Alabama (/ˌæləˈbæmə/) is a state in the southeastern region of the United States. It is bordered by Tennessee to the north, Georgia to the east, Florida and the Gulf of Mexico to the south, and Mississippi to the west. Alabama is the 30th-most extensive and the 24th-most populous of the U.S. states. At nearly 1,500 miles (2,400 km), Alabama has one of the nation's longest navigable inland waterways.
Alabama is nicknamed the Yellowhammer State, after the state bird. Alabama is also known as the "Heart of Dixie" and the Cotton State. The state tree is the longleaf pine, and the state flower is the camellia. Alabama's capital is Montgomery. The largest city by population is Birmingham, which has long been the most industrialized city; the largest city by land area is Huntsville. The oldest city is Mobile, founded by French colonists in 1702 as the capital of French Louisiana.
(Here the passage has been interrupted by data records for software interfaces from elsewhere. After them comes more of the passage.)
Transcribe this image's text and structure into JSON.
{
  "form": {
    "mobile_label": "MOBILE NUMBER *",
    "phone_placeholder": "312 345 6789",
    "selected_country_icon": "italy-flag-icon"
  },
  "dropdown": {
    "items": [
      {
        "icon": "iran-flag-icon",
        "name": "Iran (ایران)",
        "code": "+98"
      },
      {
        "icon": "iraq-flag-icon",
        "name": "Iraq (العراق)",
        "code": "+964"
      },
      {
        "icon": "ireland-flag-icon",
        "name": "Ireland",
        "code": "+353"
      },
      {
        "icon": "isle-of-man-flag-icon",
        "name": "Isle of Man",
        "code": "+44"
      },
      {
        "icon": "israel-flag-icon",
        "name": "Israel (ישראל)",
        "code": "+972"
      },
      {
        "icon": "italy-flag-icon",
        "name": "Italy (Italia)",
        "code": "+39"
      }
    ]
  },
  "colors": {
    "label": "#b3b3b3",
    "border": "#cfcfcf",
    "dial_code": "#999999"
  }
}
From the American Civil War until World War II, Alabama, like many states in the southern U.S., suffered economic hardship, in part because of its continued dependence on agriculture. Like other southern states, Alabama legislators disenfranchised African Americans and many poor whites at the turn of the century. Despite the growth of major industries and urban centers, white rural interests dominated the state legislature from 1901 to the 1960s; urban interests and African Americans were markedly under-represented. Following World War II, Alabama grew as the state's economy changed from one primarily based on agriculture to one with diversified interests. The state economy in the 21st century is based on management, automotive, finance, manufacturing, aerospace, mineral extraction, healthcare, education, retail, and technology.